By Ian Salisbury
No one might have expected it, but one of the most controversial proposals in the recent Jumpstart Our Business Startups — or JOBS — Act, is to lift the decades old ban on hedge-fund advertising. The bill, which passed with big majorities in both houses in Congress and was signed by President Obama in April, was touted as a way to create jobs.
That has many observers wondering: How exactly will letting George Soros and John Paulson peddle their wares on CNBC translate into paychecks for guys in the breadline?
A big part of the answer may have to do with law of unintended consequences. The SEC rules that prohibit hedge funds from seeking out investors also affect businesses that most Americans probably associate more closely with growing the economy. Think start-ups that want to reach investors other than traditional players like venture capital firms, or venture capital firms themselves looking for a wider audience.
But that only raises a different question. When this all plays out, who will end up benefitting the most? Technology entrepreneurs or Wall Street hot shots? To get an answer we called the office of Rep. Patrick McHenry (R-N.C.), chairman of a key House subcommittee charged with oversight of the Securities and Exchange Commission and a high-profile supporter of the JOBS Act. McHenry wrote a widely-reported letter in August accusing the regulator of “abdicating [its] responsibility to follow the law” for failing to act soon enough on the provision that will sweep away restrictions on hedge fund ads.
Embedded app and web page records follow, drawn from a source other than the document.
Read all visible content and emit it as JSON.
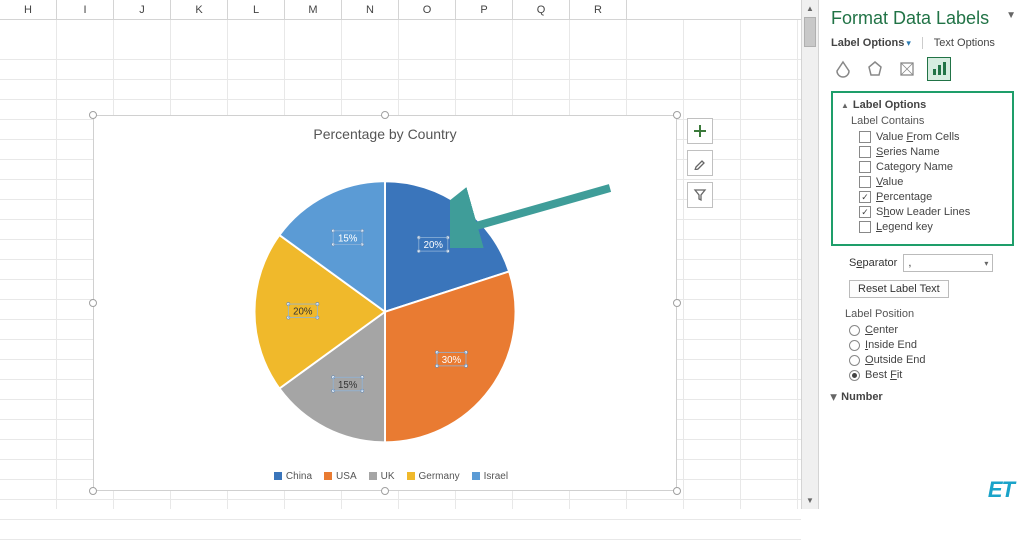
{
  "columns": [
    "H",
    "I",
    "J",
    "K",
    "L",
    "M",
    "N",
    "O",
    "P",
    "Q",
    "R"
  ],
  "chart": {
    "title": "Percentage by Country",
    "legend": [
      "China",
      "USA",
      "UK",
      "Germany",
      "Israel"
    ],
    "colors": [
      "#3a75bb",
      "#e97b32",
      "#a5a5a5",
      "#f0b92b",
      "#5b9bd5"
    ]
  },
  "chart_data": {
    "type": "pie",
    "title": "Percentage by Country",
    "categories": [
      "China",
      "USA",
      "UK",
      "Germany",
      "Israel"
    ],
    "values": [
      20,
      30,
      15,
      20,
      15
    ],
    "labels": [
      "20%",
      "30%",
      "15%",
      "20%",
      "15%"
    ],
    "colors": [
      "#3a75bb",
      "#e97b32",
      "#a5a5a5",
      "#f0b92b",
      "#5b9bd5"
    ]
  },
  "side_buttons": [
    "plus-icon",
    "brush-icon",
    "filter-icon"
  ],
  "pane": {
    "title": "Format Data Labels",
    "tab_label_options": "Label Options",
    "tab_text_options": "Text Options",
    "section_label_options": "Label Options",
    "label_contains": "Label Contains",
    "chk_value_from_cells": "Value From Cells",
    "chk_series_name": "Series Name",
    "chk_category_name": "Category Name",
    "chk_value": "Value",
    "chk_percentage": "Percentage",
    "chk_show_leader": "Show Leader Lines",
    "chk_legend_key": "Legend key",
    "separator_label": "Separator",
    "separator_value": ",",
    "reset_label": "Reset Label Text",
    "label_position": "Label Position",
    "rad_center": "Center",
    "rad_inside_end": "Inside End",
    "rad_outside_end": "Outside End",
    "rad_best_fit": "Best Fit",
    "section_number": "Number"
  },
  "logo": "ET"
}
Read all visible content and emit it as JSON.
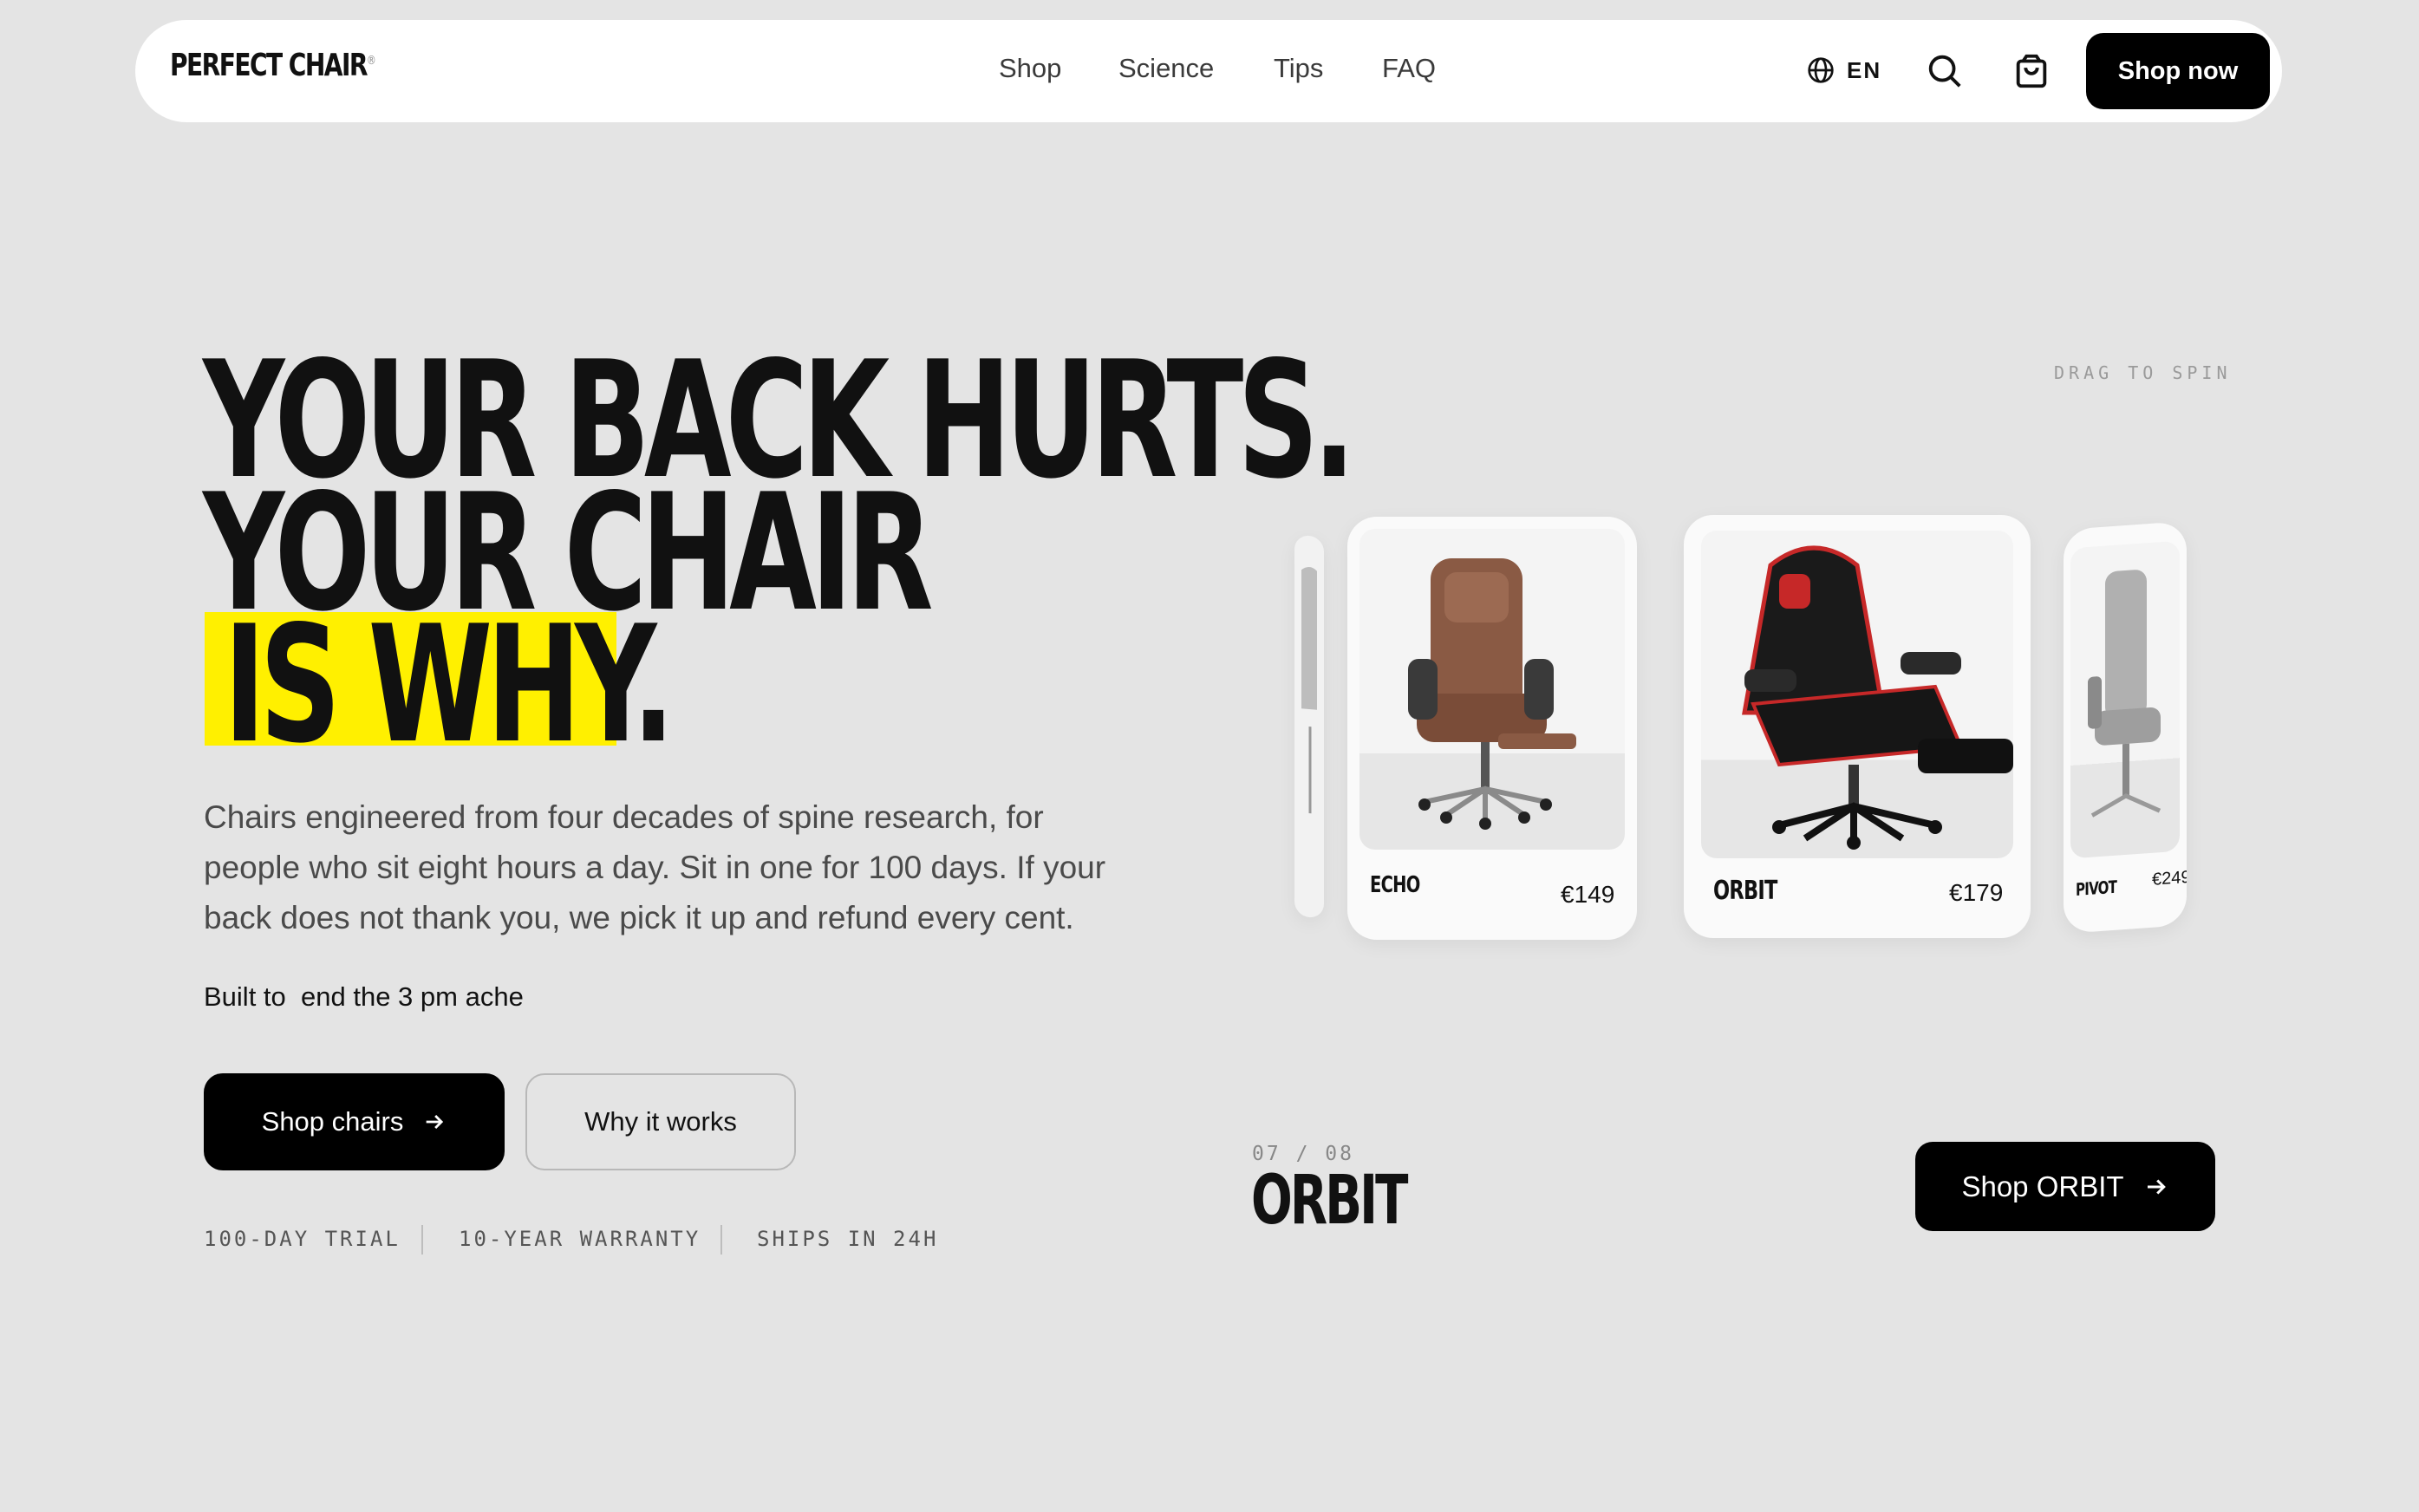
{
  "nav": {
    "logo": "PERFECT CHAIR",
    "logo_mark": "®",
    "links": [
      "Shop",
      "Science",
      "Tips",
      "FAQ"
    ],
    "language": "EN",
    "language_icon": "globe-icon",
    "search_icon": "search-icon",
    "cart_icon": "shopping-bag-icon",
    "cta": "Shop now"
  },
  "hero": {
    "headline_1": "YOUR BACK HURTS.",
    "headline_2": "YOUR CHAIR",
    "headline_3": "IS WHY.",
    "highlight_color": "#fff000",
    "description": "Chairs engineered from four decades of spine research, for people who sit eight hours a day. Sit in one for 100 days. If your back does not thank you, we pick it up and refund every cent.",
    "tagline_prefix": "Built to",
    "tagline_rotating": "end the 3 pm ache",
    "primary_cta": "Shop chairs",
    "secondary_cta": "Why it works",
    "perks": [
      "100-DAY TRIAL",
      "10-YEAR WARRANTY",
      "SHIPS IN 24H"
    ]
  },
  "carousel": {
    "hint": "DRAG TO SPIN",
    "cards": [
      {
        "name": "ECHO",
        "price": "€149",
        "color": "brown leather"
      },
      {
        "name": "ORBIT",
        "price": "€179",
        "color": "black and red gaming"
      },
      {
        "name": "PIVOT",
        "price": "€249",
        "color": "grey"
      }
    ],
    "counter_current": "07",
    "counter_sep": "/",
    "counter_total": "08",
    "current_name": "ORBIT",
    "cta": "Shop ORBIT",
    "arrow_icon": "arrow-right-icon"
  }
}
He’s also a well-known advocate of using economic research such as cost-benefit analysis to weight the value of potential regulations, often questioning SEC chairman Mary Schapiro about whether new rules might threaten jobs.
And McHenry may have a big incentive to make friends on Wall Street. According to OpenSecrets.org, which tracks political giving, McHenry’s campaign committee raised more than $400,000 from financial services this election cycle, four times his contributions from any other sector.
McHenry’s press secretary declined to provide an estimate of how many jobs allowing hedge fund advertising will actually create, and didn’t respond to questions regarding campaign finance. But he did note that the JOBS Act “passed with exceptional bi-partisan support,” adding: “Congressman McHenry could not be more proud of his role in passing this critical legislation for entrepreneurs and small businesses across the country.”